Design: Bob Moyler







Hacking The Android Circuit (2016)

Location: James Arnott Theatre, University of Glasgow, Scotland
Words: Torch-rnn
Performance: The Robot and Bob (The iRobot 533, Bob Moyler, Susan Robertson, Andrew Scade)
Technician: Tony Sweeton
Image: Bob Moyler
Created as part of MLitt Theatre Practices, University of Glasgow. An adaptation of 'The Android Circuit' by Tom McGrath. Permission for using original scripts was kindly given by the Tom McGrath Trust
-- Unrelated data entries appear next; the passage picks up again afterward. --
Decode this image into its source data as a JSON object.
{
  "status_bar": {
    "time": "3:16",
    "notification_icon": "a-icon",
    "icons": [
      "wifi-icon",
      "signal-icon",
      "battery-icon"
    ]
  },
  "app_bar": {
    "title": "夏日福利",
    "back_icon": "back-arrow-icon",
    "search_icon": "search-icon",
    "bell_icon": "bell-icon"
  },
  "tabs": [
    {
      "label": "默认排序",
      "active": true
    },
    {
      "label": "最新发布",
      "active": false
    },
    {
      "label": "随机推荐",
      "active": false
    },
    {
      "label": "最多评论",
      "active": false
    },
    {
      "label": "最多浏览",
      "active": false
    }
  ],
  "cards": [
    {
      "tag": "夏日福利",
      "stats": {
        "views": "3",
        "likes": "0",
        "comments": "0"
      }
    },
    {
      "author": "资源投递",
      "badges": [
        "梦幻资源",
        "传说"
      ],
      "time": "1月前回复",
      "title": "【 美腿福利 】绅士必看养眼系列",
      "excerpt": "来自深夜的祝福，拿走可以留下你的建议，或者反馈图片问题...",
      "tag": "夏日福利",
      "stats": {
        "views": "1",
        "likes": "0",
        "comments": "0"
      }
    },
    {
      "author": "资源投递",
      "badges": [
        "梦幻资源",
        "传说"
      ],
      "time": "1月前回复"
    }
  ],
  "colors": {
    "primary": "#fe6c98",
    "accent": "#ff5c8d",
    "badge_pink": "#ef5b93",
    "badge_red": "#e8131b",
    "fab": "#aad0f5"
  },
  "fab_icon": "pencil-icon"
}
Above: Original framing statement from Hacking The Android Circuit, University of Glasgow